Saturday, March 01, 2008

Would the REAL Excel please stand up?!

One of the considerations of using Microsoft Excel is the underlying format of the data you're looking at.

Lets say you're viewing output from an Oracle eBusiness Suite concurrent request, and Excel is automatically opened like here (SYLK) and here (BI Publisher). These solutions pose a couple of questions:

  • How do you know what the real underlying format is for the Excel file opened?
  • What are the implications of the underlying format?

A "true" Excel workbook format is a binary format. When you view concurrent request output in EXCEL format from BI Publisher then the output is actually XHTML. If a file with .xls suffix is in XHTML format and you do a blind "save" on the file, then you wouldn't know otherwise. Other formats (SYLK, CSV, etc) prompt you with "File.xls may contain features that are not compatible with XXX format. Do you want to keep the workbook in this format." Another alternative I use to identify the format and more often to change the contents without the subtleties of Excel mangling coming into play is to use a non mangling text editor with hex/binary file editing capabilities, my preferred tool is the fantastic free PSPad. As soon as I open the file the format is obvious.

Can the underlying XHTML format cause a problem?

At this stage I haven't identified any issues, but the question has already been asked. I generally don't like to take chances when an easy workaround is available so my advice is:

Use "File, Save As" functionality and save as type "Microsoft Office Excel Workbook *.xls" whenever you're not 100% sure of your underlying Excel file format.

When you do a file save as, the format that Excel thinks the file will be defaulted in the "save as type" field.

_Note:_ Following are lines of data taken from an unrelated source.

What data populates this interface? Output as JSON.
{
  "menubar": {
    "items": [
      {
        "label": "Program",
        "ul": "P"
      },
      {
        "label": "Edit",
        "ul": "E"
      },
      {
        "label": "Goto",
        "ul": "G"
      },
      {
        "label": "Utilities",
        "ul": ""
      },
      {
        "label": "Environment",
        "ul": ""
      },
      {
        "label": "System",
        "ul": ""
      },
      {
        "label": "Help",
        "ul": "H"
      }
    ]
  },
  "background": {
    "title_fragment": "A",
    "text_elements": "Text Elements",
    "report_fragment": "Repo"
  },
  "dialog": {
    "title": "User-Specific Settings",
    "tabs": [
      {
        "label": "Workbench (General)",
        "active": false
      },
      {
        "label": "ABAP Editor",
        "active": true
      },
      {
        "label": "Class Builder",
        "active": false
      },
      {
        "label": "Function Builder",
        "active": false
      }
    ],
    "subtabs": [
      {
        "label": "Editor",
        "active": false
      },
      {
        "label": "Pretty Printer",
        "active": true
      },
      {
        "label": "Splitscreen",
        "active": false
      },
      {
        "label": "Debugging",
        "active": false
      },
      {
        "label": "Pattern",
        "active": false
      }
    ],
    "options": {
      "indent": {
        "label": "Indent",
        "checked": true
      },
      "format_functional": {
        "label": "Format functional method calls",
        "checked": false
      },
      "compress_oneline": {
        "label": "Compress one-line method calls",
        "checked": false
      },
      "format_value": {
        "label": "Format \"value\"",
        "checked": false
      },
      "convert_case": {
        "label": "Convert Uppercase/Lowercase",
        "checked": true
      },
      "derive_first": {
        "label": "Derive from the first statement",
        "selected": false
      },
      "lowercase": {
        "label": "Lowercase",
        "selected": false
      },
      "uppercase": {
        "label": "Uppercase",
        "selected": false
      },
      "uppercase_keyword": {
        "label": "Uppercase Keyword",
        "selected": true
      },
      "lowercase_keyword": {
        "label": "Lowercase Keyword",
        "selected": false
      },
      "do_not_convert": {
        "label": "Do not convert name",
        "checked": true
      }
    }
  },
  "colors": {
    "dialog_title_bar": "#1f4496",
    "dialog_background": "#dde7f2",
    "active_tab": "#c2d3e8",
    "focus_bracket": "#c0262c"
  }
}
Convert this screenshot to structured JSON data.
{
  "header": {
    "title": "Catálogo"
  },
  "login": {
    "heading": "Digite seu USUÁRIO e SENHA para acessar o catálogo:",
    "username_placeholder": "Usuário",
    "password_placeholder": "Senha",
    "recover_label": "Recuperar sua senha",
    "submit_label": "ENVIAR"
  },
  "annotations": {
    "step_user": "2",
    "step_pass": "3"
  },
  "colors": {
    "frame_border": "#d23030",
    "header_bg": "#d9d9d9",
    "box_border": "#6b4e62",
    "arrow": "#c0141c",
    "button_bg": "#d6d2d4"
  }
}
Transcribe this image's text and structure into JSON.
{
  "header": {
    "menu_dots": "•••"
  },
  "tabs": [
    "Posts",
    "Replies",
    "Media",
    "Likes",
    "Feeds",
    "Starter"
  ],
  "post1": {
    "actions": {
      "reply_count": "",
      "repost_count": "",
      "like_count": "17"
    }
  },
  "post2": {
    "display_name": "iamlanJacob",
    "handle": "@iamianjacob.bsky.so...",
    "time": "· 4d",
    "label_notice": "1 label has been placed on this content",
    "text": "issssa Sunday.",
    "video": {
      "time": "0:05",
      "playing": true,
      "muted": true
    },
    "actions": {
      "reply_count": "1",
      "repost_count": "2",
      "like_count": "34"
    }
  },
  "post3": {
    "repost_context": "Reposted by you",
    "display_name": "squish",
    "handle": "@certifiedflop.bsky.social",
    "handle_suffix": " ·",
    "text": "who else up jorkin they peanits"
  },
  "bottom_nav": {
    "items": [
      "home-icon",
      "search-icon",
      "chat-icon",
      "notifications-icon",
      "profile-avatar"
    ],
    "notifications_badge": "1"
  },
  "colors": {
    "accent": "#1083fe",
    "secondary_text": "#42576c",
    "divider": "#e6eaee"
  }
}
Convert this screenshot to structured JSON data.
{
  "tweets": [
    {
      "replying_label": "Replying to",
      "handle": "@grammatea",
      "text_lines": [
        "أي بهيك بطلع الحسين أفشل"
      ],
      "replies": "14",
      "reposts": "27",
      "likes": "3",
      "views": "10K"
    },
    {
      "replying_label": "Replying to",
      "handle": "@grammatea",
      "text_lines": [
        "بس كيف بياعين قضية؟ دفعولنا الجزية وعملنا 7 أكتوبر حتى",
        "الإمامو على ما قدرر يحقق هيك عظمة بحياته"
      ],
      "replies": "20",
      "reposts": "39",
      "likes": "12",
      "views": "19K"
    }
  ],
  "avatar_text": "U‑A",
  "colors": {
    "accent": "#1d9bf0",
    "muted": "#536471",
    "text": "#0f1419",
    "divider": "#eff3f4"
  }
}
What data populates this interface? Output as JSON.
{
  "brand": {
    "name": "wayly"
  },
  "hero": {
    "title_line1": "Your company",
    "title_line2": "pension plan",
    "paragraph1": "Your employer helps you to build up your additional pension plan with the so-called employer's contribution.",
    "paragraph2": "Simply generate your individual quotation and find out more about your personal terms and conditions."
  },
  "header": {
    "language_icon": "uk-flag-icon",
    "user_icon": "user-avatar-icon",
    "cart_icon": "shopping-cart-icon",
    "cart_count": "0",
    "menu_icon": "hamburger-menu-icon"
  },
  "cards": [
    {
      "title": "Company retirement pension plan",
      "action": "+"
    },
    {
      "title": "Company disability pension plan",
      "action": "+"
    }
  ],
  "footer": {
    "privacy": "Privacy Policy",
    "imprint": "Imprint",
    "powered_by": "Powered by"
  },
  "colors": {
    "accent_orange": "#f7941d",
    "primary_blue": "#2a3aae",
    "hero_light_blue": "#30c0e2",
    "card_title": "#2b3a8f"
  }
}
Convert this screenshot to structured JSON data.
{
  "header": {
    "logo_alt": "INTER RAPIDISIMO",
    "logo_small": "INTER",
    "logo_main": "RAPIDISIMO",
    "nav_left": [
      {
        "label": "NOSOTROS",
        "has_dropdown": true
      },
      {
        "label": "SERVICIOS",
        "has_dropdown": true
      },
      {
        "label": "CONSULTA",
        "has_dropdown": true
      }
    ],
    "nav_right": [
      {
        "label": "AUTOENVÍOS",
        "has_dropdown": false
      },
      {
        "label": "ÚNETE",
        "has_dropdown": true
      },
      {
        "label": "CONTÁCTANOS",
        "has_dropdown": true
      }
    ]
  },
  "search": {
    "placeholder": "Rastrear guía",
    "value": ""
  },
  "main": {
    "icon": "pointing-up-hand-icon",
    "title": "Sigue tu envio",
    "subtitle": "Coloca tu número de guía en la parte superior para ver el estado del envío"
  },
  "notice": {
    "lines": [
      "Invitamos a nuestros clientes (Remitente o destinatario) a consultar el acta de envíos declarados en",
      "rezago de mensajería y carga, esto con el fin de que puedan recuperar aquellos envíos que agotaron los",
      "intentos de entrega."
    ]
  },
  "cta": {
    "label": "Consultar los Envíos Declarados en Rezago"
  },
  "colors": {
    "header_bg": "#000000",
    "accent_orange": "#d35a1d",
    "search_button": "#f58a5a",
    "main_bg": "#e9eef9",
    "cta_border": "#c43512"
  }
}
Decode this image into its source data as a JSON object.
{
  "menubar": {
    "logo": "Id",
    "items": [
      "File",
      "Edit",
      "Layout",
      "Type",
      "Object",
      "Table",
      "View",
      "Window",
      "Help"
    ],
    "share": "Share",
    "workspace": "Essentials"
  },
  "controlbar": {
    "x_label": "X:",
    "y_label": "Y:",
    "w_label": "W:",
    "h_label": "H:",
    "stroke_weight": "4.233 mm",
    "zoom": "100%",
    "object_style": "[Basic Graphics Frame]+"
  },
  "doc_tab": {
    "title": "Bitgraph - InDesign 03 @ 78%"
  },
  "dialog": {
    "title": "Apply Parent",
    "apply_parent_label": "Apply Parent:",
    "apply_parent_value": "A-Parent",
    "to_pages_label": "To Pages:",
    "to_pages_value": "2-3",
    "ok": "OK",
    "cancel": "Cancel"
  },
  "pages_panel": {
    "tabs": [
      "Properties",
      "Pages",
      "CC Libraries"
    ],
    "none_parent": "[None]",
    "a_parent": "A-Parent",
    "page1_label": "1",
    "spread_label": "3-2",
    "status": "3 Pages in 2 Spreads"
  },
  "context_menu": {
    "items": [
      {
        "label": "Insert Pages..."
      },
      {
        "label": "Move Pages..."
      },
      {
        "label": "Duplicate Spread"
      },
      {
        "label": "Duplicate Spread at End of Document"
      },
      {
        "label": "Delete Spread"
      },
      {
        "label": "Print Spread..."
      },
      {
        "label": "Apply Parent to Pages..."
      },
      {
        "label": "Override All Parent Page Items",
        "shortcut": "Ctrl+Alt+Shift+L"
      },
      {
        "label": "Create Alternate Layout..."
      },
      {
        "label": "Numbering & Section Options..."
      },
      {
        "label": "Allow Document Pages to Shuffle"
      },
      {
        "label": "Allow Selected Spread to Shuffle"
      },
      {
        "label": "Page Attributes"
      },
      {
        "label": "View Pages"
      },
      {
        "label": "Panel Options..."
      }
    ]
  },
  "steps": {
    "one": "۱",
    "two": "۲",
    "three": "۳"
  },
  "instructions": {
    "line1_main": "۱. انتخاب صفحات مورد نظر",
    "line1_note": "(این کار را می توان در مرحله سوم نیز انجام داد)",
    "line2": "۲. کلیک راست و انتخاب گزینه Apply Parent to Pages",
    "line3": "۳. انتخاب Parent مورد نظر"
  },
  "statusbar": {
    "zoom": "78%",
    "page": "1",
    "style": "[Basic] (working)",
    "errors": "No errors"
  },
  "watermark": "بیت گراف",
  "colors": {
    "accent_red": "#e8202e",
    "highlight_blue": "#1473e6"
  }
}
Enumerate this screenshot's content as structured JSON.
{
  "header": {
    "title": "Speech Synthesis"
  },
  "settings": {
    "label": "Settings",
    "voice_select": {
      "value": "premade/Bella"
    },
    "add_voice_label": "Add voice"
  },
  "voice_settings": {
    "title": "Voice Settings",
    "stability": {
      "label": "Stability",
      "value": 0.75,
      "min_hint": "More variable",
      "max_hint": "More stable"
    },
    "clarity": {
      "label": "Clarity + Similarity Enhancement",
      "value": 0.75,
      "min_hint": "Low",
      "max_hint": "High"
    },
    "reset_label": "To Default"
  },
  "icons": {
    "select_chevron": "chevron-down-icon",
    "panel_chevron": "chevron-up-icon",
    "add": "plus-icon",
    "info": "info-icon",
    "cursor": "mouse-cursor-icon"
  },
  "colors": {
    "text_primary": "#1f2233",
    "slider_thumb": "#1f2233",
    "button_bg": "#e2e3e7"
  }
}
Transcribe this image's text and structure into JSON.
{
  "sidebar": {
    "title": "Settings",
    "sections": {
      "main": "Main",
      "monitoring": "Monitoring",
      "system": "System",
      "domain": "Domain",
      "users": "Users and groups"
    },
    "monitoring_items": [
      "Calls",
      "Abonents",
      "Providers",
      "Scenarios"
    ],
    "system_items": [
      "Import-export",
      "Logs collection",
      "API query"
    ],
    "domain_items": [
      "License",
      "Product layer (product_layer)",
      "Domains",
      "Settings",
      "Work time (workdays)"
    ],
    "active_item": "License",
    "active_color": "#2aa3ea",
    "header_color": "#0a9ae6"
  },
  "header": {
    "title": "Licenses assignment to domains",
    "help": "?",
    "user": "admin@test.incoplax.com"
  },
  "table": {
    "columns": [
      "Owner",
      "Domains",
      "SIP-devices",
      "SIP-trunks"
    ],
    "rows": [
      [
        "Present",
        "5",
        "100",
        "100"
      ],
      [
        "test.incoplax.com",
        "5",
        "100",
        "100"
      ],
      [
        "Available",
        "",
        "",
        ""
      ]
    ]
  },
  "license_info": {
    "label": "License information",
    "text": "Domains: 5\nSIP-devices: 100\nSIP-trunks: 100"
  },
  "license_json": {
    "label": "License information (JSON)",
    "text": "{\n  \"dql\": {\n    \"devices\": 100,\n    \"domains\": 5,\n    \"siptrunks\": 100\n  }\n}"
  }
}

So then you'll know!

PS. If anyone has any specific isses with the XHTML output from BI Publisher I'd be keen to hear.

PPS. "True" Excel templates are supposed to be coming to the eBusiness Suite BI Publisher sometime soon ... Tim any update?

PPPS. If anyone knows a CSV editor that doesn't mangle the contents (e.g. dates, number formats) like Excel but has functionality similar then I'd also love to hear!

2 comments:

Rohit Kokate said...
This comment has been removed by the author.
Sridevi Koduru said...

Regards
Sridevi Koduru (Senior Oracle Apps Trainer Oracleappstechnical.com)
LinkedIn profile - https://in.linkedin.com/in/sridevi-koduru-9b876a8b